    • Counterargument: This research was paid for, in whole or in part, by American taxpayer money, and should therefore already belong to the American public.
    • Counterargument: Any taxes imposed on the moderating body (like Elsevier) will be passed along to the customer base as fees, resulting in higher costs to access and higher barriers to entry (resulting in this research being available only to well-funded individual and institutions).
  • The public doesn't use or understand research like this. Making it completely open would be like scattering fliers on the streets; it'll be ignored and rendered worthless. We need to control this research so we can ensure that it gets to parties who will actually use and benefit from it.
    • Smacks of medieval cloistering. Research and pharmaceutical industries will have no problems accessing and finding value in this data whether it costs them to access it or not.
    • This argument is akin to a priesthood fretting that the lay public won't know how to interpret scripture properly. In fact, the printing press opened the way for the Reformation, which was largely motivated by the corruption of the ecclesiastical structure of the Church of the day, and particularly the practice of indulgences.

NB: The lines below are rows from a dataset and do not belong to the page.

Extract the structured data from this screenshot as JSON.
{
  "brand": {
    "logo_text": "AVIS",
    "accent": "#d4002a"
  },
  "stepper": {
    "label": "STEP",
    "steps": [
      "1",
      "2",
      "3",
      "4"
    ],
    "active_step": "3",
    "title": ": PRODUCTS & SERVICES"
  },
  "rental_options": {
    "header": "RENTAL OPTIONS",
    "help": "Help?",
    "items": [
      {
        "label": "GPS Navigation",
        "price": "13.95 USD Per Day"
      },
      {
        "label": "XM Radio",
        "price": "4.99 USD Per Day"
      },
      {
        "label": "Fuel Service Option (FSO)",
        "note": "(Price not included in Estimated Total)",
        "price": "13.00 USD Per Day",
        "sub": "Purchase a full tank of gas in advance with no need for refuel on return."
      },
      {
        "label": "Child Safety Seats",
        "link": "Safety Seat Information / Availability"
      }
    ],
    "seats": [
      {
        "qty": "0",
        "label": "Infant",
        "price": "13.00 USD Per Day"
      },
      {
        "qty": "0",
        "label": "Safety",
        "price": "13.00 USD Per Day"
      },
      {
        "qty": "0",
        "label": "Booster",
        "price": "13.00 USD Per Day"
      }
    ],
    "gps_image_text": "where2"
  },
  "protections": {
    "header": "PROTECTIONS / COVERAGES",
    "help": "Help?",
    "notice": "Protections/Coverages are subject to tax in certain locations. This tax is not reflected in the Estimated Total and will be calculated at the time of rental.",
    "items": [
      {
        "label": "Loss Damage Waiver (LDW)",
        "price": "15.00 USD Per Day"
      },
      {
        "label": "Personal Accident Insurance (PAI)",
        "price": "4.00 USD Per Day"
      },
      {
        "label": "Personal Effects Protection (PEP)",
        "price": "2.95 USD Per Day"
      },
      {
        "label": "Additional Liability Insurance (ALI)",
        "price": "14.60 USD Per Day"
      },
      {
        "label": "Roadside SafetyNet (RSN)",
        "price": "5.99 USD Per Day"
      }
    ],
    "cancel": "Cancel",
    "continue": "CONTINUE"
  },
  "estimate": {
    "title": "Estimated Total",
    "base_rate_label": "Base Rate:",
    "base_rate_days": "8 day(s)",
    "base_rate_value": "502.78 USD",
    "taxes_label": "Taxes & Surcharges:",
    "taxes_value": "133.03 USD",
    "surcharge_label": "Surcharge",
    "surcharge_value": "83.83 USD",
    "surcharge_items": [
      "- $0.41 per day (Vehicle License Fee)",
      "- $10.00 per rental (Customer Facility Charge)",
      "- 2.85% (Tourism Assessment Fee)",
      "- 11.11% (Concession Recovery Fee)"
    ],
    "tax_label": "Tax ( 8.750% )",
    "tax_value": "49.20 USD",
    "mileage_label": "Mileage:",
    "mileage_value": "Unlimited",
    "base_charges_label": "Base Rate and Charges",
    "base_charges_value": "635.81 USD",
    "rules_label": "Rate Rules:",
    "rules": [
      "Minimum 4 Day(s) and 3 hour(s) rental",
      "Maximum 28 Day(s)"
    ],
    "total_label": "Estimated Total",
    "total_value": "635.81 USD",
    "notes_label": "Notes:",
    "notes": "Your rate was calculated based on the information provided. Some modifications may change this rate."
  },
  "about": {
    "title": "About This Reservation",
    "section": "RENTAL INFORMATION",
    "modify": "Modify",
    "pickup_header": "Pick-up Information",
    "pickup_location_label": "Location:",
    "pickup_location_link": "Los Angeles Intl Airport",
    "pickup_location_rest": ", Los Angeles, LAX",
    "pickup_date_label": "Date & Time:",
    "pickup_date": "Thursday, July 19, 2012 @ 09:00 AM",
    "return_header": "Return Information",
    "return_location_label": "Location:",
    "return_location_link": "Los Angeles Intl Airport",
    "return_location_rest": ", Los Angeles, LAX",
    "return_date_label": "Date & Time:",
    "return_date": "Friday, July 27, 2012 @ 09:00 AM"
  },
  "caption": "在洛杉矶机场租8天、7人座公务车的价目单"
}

The parallel between indulgences and high journal subscription costs is made even more tantalizing by the egregiously corrupt relationship biomedical journals--particularly Elsevier--have with the pharmaceutical industry (see, for example, Harriet Washington's "Flacking for Big Pharma" [2]).

MalignantMouse 11:07, 17 January 2012 (EST)